It's still a little fuzzy for me as to what would be smarter/smartest to advise a customer to go with, but I will say, I would advise against ADFS in favor of federating directly with Azure AD (i.e., setup single sign-on for Azure AD apps). This opinion is based on the simplicity of Azure AD alone vs Azure AD + ADFS, which continually gets more and more complicated as new things get invented.
Jun 22 2022 11:26 PM
@Jeremy Bradshaw Hey Jeremy, so glad to see this response. Would this explain why hybrid domain join devices (with ADFS) will not sync to Azure AD? Meaning if you disable an OnPrem AD computer, it will not be disabled in Azure AD. I'm wondering how to manage stale computer objects when you have a hybrid domain join with ADFS.
Jun 23 2022 04:20 AM - edited Jun 23 2022 04:54 AM
AD FS has nothing to do with syncing attribute values. That's the sole purview of AAD Connect.
If you jump onto the AAD Connect box - and assuming you have the necessary rights to run it - you can launch the sync engine console (miisclient.exe) to check out any synchronisation errors, or even just to get some insight as to what is synchronising from your on-premise forest to Azure Active Directory.
You'd also want to check the AAD Connect configuration wizard to ensure nobody's either discontinued device synchronisation or perhaps even scoped out the on-premise organisational unit you're currently focusing on checking.
You can also break out to a number of different PowerShell modules that cover everything from AD, to AAD Connect, and then AAD itself, but that's not a great place to start. Check your sync configuration and any errors first as mentioned above.
Edited: Spelling correction.
Jun 23 2022 04:20 PM
@LainRobertson hey Lain, thx for the reply...i understand that AAD connect is the one doing the syncing, not ADFS. What i wanted to clarify is this statement from Microsoft below regarding managing stale hybrid domain join devices
If you have Hybrid Domain Join with ADFS, machines disabled onPrem will not be synced to Azure AD
Jun 23 2022 04:43 PM - edited Jun 23 2022 09:40 PM
That's not correct.
What the boxed-in-red part is saying is that if you:
This is simply because AAD Connect will only manage Windows 10 or later device objects.
The reference to AD FS is simply acknowledging that it performs an authentication function in environments that have AD FS (even if you don't use AAD Connect), and for which the registered domain is classified as Federated and not Managed.
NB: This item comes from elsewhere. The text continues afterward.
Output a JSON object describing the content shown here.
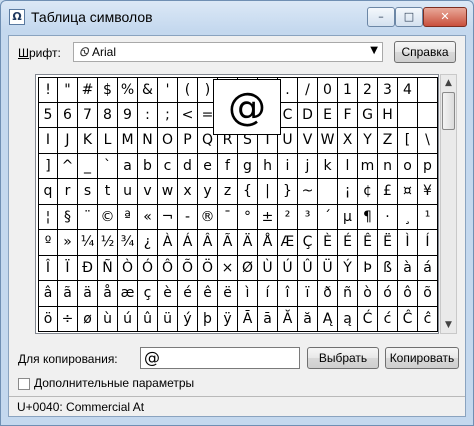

Here's an illustration of a disabled Windows 10 device in AAD (first command line result) and on-premise (second command line result.)
Below, you can see from miisclient.exe (on the AAD Connect host) where and how this is being calculated from on-premise.
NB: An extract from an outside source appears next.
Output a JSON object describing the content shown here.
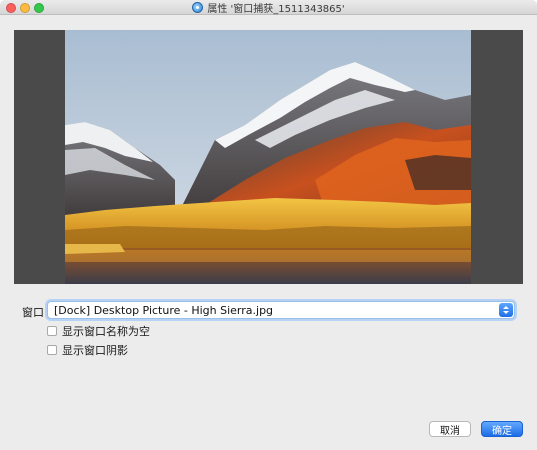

Lastly, you can see via the official documentation that this is an intended attribute flow (i.e. not something we've customised.)
In short, if your domain is Federated, you operate AAD Connect and have Windows 10 devices, then enabled/disabled should certainly (subject to AAD Connect configuration, scoping, etc.) be synchronising.
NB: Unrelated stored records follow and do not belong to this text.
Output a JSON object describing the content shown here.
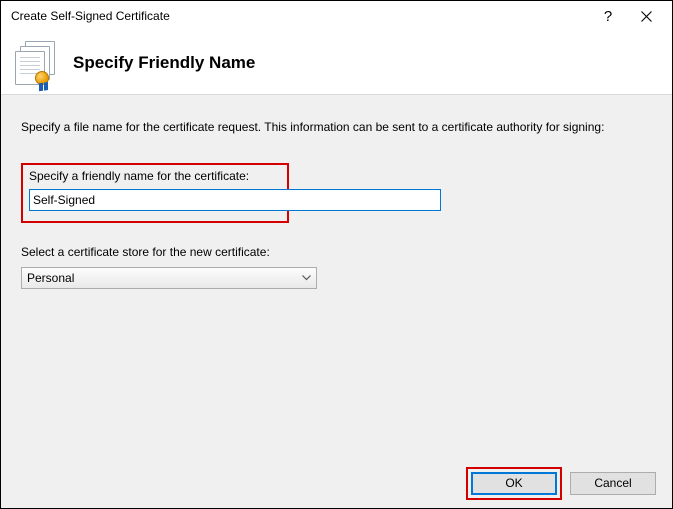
{
  "window": {
    "title": "Create Self-Signed Certificate"
  },
  "banner": {
    "heading": "Specify Friendly Name"
  },
  "body": {
    "instruction": "Specify a file name for the certificate request.  This information can be sent to a certificate authority for signing:",
    "friendly_name_label": "Specify a friendly name for the certificate:",
    "friendly_name_value": "Self-Signed",
    "store_label": "Select a certificate store for the new certificate:",
    "store_selected": "Personal"
  },
  "footer": {
    "ok_label": "OK",
    "cancel_label": "Cancel"
  }
}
Edited: Re-phrased fourth paragraph to be less ambiguous (hopefully) in it's interpretation, plus fixed a typo.